As Robin Hood, the late thane's son begins his outlaw life. He rescues the captured Little John, prevents Marian's wedding to Sir Stephen and instead she is married to Allen-a-Dale (who from this tale hails from Barnesdale, hence the Dale part of his name). Little John goes to Nottingham and enters the sheriff's service. In the guise of potters, Robin and his men rob the sheriff's household and then trick the sheriff into a forest ambush. They also capture the Bishop of Hereford, but then protect the bishop from the cutpurse and cutthroat Guy of Gisborne.
Then King Richard returns disguised as the Black Knight. The king helps the outlaws retake the remains of Newstead castle, which were being held by Sir Stephen. And then Robin becomes the king's lieutenant as the king prepares to lay seige to the mighty fortress of Normanton. The Wolf is defeated and killed. But although Robin has won pardon for him and his men, he hears the call of the greenwood and does not give up his forest ways.

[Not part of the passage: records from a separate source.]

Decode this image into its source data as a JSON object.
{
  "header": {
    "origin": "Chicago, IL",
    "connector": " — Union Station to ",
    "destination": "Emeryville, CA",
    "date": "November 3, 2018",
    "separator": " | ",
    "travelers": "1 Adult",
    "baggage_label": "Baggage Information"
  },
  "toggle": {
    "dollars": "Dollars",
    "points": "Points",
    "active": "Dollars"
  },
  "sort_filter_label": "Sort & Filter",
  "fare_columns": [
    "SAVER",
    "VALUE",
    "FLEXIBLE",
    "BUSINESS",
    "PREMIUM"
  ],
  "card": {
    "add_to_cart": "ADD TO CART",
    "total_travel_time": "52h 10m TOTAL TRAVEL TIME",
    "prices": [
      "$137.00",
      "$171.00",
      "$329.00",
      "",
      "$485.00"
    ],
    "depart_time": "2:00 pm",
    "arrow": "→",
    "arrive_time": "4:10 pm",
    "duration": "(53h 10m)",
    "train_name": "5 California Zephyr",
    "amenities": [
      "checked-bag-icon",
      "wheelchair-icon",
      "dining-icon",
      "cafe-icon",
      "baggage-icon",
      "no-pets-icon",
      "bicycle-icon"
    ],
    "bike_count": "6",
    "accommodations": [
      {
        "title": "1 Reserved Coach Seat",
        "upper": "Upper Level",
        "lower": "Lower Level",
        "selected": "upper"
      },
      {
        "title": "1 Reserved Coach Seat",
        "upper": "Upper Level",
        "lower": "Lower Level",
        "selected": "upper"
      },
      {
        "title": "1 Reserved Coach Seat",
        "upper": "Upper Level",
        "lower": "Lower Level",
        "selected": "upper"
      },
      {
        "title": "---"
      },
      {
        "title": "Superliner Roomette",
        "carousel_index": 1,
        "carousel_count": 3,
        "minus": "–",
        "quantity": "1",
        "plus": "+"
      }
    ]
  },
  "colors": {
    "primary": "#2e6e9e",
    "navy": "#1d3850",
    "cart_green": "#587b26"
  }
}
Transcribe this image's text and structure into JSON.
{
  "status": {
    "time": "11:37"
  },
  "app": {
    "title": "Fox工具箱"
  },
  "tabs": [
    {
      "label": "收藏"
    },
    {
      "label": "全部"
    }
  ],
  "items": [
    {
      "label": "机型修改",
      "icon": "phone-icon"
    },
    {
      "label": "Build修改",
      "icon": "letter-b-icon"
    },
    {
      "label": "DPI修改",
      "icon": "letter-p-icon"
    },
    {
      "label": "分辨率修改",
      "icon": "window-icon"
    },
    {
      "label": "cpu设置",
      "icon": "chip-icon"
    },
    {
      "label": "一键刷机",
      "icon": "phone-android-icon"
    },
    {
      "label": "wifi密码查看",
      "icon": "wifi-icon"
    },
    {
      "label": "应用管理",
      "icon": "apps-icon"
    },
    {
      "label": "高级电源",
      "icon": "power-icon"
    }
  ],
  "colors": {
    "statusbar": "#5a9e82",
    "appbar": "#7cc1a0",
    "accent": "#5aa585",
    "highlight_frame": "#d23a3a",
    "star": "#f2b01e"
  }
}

The tension between Norman and Saxons has been a major theme in the legend since Ivanhoe. And sometimes the pro-Saxon rhetoric can seem a little ... unsettling. The first and last paragraphs help frame some of the racial politics in the book.
When Duke William of Normandy conquered and slew King Harold at Senlac, the England that we know to-day had even then been for centuries in the making. For he who calls himself British may belong to a so-called mongrel race; but it is to be remembered that the blood that flows in his veins is that of many conquering adventurers who, one after the other, thought these islands well worthy of winning.
For thus, as we said in the beginning of our story, was our England formed and moulded; and thus, because of the deeds of which we have now told, does Robin Hood, even to this day, stand for something that is English.
I don't think I'd describe this book as racist, but from first paragraph to last, there are little bits that make me uncomfortable. On the other hand, when Thane Alfred perceives even his hounds as Saxons, it becomes somewhat comic. It's also unusual that as King Richard is largely Norman, he is very clearly described as the lesser of two evils. His warrior virtues are praised, but it's hardly the ringing endorsement found in some Robin Hood stories.
Another obvious departure from the classic Robin Hood tales is to focus on a new Norman villain. The Bishop of Hereward is actually rescued by Robin, and grows to respect the outlaw. The sheriff is a minor lackey. And the "Wolf" doesn't think much of Prince John either.
Then, of course, there is Marian as Robin's brother. I'm actually quite fond of the cross-dressing fighter Marian is for part of the book, but she appears to fade from sight later on.
But the story does incorporate many classic tales, and it looks to the earliest traditions by including Yorkshire locations like Barnsdale (Barnesdale) as well as the more familiar Nottinghamshire ones.
I wouldn't call this a great book -- perhaps not even a good one -- but it was an interesting and strange experience to revisit it after so many years.
Text copyright, © Allen W. Wright, 1997 - 2004.